Information provided:
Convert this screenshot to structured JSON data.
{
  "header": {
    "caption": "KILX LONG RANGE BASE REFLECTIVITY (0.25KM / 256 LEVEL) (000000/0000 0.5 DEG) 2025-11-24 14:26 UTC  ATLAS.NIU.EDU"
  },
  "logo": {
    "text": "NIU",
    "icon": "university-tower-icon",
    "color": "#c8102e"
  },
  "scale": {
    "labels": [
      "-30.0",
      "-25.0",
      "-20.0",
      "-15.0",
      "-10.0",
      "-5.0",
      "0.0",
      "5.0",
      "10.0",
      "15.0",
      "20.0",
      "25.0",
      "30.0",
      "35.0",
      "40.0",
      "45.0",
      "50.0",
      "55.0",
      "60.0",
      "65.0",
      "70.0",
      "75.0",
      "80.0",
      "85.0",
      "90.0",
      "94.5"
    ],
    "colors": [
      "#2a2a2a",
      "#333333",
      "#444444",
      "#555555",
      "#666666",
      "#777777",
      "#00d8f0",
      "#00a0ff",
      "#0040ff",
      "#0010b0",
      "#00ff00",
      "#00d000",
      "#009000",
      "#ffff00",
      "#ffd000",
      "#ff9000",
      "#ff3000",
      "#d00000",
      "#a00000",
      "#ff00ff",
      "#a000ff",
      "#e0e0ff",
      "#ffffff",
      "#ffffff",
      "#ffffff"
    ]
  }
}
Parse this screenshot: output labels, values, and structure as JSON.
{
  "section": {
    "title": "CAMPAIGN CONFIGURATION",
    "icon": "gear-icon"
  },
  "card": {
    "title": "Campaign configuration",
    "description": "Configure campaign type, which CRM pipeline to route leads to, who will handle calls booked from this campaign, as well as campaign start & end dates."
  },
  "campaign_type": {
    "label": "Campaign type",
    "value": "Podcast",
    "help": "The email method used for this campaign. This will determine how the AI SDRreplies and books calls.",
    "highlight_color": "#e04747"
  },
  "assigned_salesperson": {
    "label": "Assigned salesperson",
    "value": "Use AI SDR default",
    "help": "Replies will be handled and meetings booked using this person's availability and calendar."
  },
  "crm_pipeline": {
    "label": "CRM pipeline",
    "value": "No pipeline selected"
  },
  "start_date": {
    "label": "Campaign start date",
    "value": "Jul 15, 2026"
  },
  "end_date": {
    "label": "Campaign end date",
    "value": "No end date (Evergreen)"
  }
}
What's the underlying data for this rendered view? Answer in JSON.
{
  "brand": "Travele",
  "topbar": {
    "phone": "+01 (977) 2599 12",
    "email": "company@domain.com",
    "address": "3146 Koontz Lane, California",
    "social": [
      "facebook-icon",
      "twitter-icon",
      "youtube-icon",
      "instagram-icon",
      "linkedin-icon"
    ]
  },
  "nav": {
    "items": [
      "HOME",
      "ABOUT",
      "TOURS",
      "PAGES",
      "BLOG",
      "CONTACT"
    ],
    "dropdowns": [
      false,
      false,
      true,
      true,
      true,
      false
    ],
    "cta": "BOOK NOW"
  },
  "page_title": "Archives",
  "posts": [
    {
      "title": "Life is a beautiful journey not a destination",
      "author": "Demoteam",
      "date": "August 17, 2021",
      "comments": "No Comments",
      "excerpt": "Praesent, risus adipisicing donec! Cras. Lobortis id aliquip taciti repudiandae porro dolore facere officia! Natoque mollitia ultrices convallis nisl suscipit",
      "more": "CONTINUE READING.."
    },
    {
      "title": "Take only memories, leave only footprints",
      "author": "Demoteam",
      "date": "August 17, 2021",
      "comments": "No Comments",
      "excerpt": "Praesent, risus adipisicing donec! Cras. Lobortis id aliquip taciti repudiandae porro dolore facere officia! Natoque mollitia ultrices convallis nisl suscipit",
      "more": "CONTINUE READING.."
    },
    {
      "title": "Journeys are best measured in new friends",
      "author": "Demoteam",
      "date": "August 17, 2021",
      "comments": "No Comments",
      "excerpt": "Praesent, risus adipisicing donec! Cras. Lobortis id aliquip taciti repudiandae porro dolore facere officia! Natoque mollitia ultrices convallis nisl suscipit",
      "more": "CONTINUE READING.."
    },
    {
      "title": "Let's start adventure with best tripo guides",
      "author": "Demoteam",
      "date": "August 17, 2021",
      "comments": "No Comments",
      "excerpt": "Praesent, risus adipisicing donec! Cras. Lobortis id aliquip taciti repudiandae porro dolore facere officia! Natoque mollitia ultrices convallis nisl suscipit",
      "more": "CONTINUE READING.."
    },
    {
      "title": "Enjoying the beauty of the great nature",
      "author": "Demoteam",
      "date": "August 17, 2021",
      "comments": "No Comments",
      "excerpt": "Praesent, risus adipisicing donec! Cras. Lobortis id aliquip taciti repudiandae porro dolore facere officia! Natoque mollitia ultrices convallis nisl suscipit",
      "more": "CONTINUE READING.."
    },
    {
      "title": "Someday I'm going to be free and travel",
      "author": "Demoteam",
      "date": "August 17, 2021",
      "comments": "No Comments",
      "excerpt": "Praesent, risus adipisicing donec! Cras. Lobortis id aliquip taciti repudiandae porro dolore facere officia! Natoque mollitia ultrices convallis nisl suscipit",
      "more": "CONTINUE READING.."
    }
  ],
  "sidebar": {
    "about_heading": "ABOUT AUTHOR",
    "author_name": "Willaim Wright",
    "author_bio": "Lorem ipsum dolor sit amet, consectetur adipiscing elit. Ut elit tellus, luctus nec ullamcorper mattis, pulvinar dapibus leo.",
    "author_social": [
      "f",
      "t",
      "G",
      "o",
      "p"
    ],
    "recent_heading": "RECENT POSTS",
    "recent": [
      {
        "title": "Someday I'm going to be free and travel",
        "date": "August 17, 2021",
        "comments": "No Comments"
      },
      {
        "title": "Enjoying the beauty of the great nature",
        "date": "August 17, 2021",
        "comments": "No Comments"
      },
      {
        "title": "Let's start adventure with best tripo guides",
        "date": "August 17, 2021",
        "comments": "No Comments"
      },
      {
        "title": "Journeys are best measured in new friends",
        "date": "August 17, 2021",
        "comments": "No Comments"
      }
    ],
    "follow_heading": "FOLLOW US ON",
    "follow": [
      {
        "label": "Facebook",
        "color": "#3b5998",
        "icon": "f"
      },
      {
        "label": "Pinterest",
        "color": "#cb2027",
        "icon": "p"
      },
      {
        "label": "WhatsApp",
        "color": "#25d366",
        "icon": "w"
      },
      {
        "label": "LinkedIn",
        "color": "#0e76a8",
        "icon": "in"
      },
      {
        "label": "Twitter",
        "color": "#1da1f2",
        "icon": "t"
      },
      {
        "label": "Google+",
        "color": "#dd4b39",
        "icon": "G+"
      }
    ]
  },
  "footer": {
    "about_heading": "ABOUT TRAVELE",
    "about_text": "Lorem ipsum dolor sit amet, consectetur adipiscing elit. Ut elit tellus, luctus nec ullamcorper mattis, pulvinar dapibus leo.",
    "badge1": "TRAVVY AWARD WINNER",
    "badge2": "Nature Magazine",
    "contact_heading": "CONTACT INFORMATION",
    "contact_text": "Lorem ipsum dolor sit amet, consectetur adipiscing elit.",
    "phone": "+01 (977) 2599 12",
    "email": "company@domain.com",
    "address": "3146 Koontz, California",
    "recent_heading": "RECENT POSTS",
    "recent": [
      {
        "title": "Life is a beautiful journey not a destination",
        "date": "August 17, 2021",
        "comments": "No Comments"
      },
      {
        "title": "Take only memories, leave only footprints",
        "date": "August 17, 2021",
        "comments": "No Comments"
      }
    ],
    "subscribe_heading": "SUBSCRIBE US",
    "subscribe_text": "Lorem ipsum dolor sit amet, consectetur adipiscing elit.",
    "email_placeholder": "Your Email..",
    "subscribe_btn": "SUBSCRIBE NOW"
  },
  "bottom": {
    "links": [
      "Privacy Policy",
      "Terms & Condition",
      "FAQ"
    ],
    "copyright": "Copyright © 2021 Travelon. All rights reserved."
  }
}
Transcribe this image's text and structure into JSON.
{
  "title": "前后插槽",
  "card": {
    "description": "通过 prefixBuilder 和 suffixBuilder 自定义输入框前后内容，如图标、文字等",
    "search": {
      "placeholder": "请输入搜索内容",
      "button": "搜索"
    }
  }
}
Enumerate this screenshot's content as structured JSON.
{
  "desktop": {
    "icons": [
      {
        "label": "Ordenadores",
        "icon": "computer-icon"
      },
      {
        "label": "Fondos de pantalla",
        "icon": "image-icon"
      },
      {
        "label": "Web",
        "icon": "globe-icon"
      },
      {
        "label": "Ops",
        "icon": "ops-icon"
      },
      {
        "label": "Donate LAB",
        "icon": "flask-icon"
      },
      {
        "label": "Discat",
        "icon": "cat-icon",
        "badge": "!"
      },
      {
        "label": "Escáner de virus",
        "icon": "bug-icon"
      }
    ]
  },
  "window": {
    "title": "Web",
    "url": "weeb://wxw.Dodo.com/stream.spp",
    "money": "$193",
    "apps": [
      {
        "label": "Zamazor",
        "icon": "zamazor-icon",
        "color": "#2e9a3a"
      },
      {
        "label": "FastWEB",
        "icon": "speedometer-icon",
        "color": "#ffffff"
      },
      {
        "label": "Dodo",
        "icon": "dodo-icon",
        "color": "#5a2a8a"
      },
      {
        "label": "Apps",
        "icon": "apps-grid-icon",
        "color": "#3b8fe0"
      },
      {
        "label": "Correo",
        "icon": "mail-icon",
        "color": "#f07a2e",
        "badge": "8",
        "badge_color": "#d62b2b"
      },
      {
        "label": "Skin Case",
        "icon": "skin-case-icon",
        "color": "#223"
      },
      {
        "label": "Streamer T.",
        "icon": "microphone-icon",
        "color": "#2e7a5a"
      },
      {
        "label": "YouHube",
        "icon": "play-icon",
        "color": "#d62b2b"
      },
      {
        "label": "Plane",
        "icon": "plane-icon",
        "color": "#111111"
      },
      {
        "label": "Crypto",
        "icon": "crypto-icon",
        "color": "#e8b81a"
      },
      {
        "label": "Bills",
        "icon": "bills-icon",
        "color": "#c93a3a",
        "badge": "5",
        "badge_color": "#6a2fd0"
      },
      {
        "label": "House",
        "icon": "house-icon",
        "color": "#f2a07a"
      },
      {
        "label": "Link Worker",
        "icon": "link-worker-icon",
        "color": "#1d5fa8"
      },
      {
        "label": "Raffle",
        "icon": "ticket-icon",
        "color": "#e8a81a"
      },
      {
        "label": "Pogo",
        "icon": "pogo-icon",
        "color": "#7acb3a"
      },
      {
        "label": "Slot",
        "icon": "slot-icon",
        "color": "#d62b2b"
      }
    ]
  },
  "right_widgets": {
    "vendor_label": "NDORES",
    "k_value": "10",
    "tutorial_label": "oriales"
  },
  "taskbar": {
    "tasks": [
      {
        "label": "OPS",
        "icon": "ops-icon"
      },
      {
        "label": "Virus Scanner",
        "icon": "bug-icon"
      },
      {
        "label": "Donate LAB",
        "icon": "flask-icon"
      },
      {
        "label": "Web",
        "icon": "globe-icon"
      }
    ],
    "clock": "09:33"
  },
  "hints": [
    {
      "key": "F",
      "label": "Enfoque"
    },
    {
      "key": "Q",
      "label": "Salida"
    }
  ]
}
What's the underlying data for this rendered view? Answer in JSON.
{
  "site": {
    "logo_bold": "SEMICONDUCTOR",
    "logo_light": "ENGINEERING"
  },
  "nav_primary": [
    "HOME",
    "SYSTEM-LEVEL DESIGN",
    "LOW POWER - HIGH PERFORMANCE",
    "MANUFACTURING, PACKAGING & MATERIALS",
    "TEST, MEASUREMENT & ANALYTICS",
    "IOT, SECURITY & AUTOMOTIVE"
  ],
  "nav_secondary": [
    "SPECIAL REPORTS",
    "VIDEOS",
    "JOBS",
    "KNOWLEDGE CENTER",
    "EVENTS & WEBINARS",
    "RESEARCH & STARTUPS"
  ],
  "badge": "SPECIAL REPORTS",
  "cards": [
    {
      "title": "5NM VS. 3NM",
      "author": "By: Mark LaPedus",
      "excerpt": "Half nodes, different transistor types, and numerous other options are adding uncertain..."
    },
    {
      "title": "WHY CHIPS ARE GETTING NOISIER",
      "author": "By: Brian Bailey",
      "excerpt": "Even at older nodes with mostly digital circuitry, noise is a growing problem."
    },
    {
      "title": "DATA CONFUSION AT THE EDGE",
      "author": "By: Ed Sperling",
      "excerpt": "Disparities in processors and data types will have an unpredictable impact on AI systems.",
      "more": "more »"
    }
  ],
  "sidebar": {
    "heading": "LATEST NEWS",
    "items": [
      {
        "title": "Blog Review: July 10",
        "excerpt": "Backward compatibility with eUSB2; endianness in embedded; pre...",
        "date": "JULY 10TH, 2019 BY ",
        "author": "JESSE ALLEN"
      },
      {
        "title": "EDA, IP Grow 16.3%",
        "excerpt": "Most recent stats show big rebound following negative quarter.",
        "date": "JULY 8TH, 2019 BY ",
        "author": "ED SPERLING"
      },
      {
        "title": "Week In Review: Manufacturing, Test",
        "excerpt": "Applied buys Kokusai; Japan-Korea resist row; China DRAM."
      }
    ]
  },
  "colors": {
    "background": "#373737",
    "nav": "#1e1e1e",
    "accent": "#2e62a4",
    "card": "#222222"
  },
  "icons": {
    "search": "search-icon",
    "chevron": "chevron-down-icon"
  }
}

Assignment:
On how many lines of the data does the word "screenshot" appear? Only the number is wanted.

Task solution:
3